second and successive petitions under § 2255. United
States v. Wilson, 950 F.Supp.2d 90, 93 (D.D.C.
2013). Once a federal court has adjudicated a
defendant's § 2255 motion, any “second or
successive” motion under § 2255 must be certified
by a panel of the relevant court of appeals to contain
1) newly discovered evidence that, if proven and viewed in
light of the evidence as a whole, would be sufficient to
establish by clear and convincing evidence that no reasonable
factfinder would have found the movant guilty of the offense;
2) a new rule of constitutional law, made retroactive to
cases on collateral review by the Supreme Court, that was
Id. (citing 28 U.S.C. § 2255(h)). “Before
a second or successive application permitted by this section
is filed in the district court, the applicant shall move in
the appropriate court of appeals for an order authorizing the
district court to consider the application.”
Id. (quoting 28 U.S.C. § 2244(b)(3)(A)).
to the enactment of the AEDPA, courts addressing § 2255
motions filed by federal prisoners held that if the abuse of
writ defense was raised by the Government, the prisoners were
procedurally barred from raising claims that could have been,
but were not, raised in an earlier § 2255 motion unless
the prisoner could show both cause and prejudice. See
United States v. Ortiz, 136 F.3d 161, 163-64, 165-67
(D.C. Cir. 1998) (distinguishing between the former
“abuse of the writ” standard that was applied to
a federal prisoner raising claims that could have been raised
in his first § 2255 motion, and the new AEDPA standards
for filing a second or successive § 2255 motion). The
Supreme Court explained:
The cause and prejudice analysis we have adopted for cases of
procedural default applies to an abuse-of-the-writ inquiry in
the following manner. When a prisoner files a second or
subsequent application, the government bears the burden of
pleading abuse of the writ.

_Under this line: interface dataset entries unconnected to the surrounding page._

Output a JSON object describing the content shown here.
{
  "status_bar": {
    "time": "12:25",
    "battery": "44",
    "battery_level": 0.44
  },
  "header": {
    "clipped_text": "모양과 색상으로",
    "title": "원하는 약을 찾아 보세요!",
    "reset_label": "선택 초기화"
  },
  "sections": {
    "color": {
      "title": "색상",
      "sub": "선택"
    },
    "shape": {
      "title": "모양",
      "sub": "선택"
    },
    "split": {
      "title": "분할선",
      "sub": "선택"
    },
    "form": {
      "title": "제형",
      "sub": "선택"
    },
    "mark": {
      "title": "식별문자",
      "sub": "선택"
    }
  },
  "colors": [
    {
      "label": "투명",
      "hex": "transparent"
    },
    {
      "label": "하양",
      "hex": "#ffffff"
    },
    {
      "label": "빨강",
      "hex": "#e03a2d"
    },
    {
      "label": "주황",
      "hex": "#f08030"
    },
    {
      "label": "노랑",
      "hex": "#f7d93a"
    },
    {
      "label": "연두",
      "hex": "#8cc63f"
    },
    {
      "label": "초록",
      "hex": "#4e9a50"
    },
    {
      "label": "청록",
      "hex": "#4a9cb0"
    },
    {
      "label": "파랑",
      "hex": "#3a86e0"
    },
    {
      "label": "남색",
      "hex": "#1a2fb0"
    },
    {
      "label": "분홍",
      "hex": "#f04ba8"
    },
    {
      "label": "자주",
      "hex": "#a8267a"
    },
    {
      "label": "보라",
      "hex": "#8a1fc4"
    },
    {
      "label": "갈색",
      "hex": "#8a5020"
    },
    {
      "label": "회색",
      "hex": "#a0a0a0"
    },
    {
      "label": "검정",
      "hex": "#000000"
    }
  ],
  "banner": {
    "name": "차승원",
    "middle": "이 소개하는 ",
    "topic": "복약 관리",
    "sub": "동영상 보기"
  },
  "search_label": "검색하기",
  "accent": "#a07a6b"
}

The government satisfies this
burden if, with clarity and particularity, it notes
petitioner's prior writ history, identifies the claims
that appear for the first time, and alleges that petitioner
has abused the writ. The burden to disprove abuse then
becomes petitioner's. To excuse his failure to raise the
claim earlier, he must show cause for failing to raise it and
prejudice therefrom as those concepts have been defined in
our procedural default decisions.
McCleskey v. Zant, 499 U.S. 467, 494 (1991).
the parties' briefing on Defendant's  Motion to
Vacate was complete, this Court ...